Though it’s important to take some time to settle in, don’t get too comfortable. The beauty and wellness industry is not only incredibly competitive, it is always changing. If you want to enjoy a long and successful career, you need to continue your education and stay up to date on the latest procedure and requirements.

Here are some options to consider if you want to further your education in esthetics:

  • Enroll in a master esthetics program or complete an apprenticeship to become a licensed master esthetician. This training will certify you to perform advanced services like medium-depth chemical peels, lymphatic drainage, and ultrasound procedures.
  • Find online or in-person classes approved by the National Coalition of Estheticians Association (NCEA). You can find classes in everything from dermatopathology and specialty services to finances and business management.
  • Check with your local college, university, or community college to see if they offer any relevant classes. If you’re trying to meet CE requirements, be sure to choose an accredited school. If you’re simply learning for your own benefit, look into classes in complementary subjects like anatomy, natural medicine, or aromatherapy.
  • Take a course to update your safety and sanitation knowledge. The Spa and Salon Sanitation certificate from Rejuvenate is a great option, especially in the current pandemic.
  • Complete courses in spa therapy techniques. Not only will you be able to incorporate full body esthetics into your services, but you can increase your earning potential by becoming a licensed massage therapist on top of your esthetician license.

Keep in mind that postgraduate education isn’t just about staying current in the beauty and wellness industry – it’s also a requirement to renew your license. Most states require estheticians to renew their license every two years. Along with the renewal application and relevant fees, you may need to obtain a certain number of continuing education (CE) credits. Check with your state board to determine how many hours you need and whether there are any specific courses you need to stay current on.

The Importance of Finding a Mentor

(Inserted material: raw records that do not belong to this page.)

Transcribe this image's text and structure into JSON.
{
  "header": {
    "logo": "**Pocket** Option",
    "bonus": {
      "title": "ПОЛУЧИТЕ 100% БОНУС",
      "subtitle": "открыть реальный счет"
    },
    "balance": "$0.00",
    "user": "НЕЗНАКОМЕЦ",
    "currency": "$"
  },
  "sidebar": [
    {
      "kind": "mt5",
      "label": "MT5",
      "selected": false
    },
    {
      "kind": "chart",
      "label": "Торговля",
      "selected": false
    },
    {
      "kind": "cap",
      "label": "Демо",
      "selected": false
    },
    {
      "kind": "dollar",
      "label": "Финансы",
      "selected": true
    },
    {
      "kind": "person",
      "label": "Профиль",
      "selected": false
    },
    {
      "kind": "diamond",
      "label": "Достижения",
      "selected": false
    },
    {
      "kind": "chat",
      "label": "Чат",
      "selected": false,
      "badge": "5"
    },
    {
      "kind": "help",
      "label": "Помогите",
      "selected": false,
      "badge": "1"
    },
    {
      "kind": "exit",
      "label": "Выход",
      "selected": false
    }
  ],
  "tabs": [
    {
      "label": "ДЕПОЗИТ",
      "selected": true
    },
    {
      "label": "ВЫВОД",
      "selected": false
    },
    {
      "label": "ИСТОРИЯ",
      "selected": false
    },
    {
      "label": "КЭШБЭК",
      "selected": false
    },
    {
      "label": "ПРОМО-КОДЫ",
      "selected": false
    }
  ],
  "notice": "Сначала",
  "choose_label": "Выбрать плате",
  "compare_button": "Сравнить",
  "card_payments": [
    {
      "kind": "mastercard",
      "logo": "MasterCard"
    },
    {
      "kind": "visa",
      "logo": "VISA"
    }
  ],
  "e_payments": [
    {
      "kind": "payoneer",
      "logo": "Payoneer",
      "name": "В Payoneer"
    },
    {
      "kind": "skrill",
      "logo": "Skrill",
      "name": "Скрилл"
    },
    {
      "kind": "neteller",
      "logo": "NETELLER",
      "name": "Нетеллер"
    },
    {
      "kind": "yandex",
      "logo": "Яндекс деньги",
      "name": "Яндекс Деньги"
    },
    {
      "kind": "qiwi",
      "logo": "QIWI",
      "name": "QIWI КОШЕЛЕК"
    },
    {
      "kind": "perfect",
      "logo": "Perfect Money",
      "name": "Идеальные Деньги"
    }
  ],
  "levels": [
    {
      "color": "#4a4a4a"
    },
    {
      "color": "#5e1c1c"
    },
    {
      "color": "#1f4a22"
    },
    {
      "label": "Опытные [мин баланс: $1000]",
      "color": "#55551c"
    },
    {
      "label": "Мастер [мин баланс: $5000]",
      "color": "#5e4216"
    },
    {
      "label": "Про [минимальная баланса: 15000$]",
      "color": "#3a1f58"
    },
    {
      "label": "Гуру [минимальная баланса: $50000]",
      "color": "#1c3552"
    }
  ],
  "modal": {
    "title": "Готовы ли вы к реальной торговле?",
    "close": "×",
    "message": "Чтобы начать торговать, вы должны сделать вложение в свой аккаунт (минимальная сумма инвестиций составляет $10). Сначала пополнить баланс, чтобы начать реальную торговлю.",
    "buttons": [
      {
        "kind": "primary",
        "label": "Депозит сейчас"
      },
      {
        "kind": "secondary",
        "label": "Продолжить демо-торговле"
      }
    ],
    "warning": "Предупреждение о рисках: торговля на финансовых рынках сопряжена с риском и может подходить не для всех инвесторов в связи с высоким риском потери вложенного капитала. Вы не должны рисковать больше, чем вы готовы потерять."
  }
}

The spa industry employs nearly 2.5 million workers and earns over $93 billion revenue each year. The industry has grown significantly over the past decade and is expected to continue growing, but that doesn’t mean a job will simply be handed to you. Spas tend to hire fewer estheticians than massage therapists, so it can be challenging to land your first job. Once you manage to obtain employment, it’s important to seek and accept opportunities to expand your knowledge and further your career.

When you first break into the industry, you’ll probably take an entry-level position. Estheticians who have been employed longer than you may get better hours and busier shifts. Though it may take time to work your way up, there are things you can do to make the most of it.

As an esthetician, your skills and knowledge are your most important assets. You’ll enter the field with the same general knowledge and training as any other esthetician, so it’s up to you to take advantage of the opportunities presented to you from there. Even if your first job isn’t quite what you had hoped, it’s a chance to learn from more experienced professionals and develop good habits. Get to know the staff at your spa and joint local, state, and national organizations. If you can, find a mentor.

Having a mentor is essential for your personal and professional growth. Not only can you learn new techniques from a mentor, but you’ll have someone to use as a sounding board as you navigate the challenges of your new career. You’ll always be your own harshest critic, but you may find it helpful to seek guidance and feedback from an objective source.

If you work hard and study fervently, you can become an esthetician in as little as six months. Once you’ve obtained your goal of becoming a licensed esthetician, however, your success is entirely in your hands. Be sure to stay diligent with your continued education, whether that is partnering with a reputable professional skincare brand, finding a mentor to guide you, and/or taking classes on your own.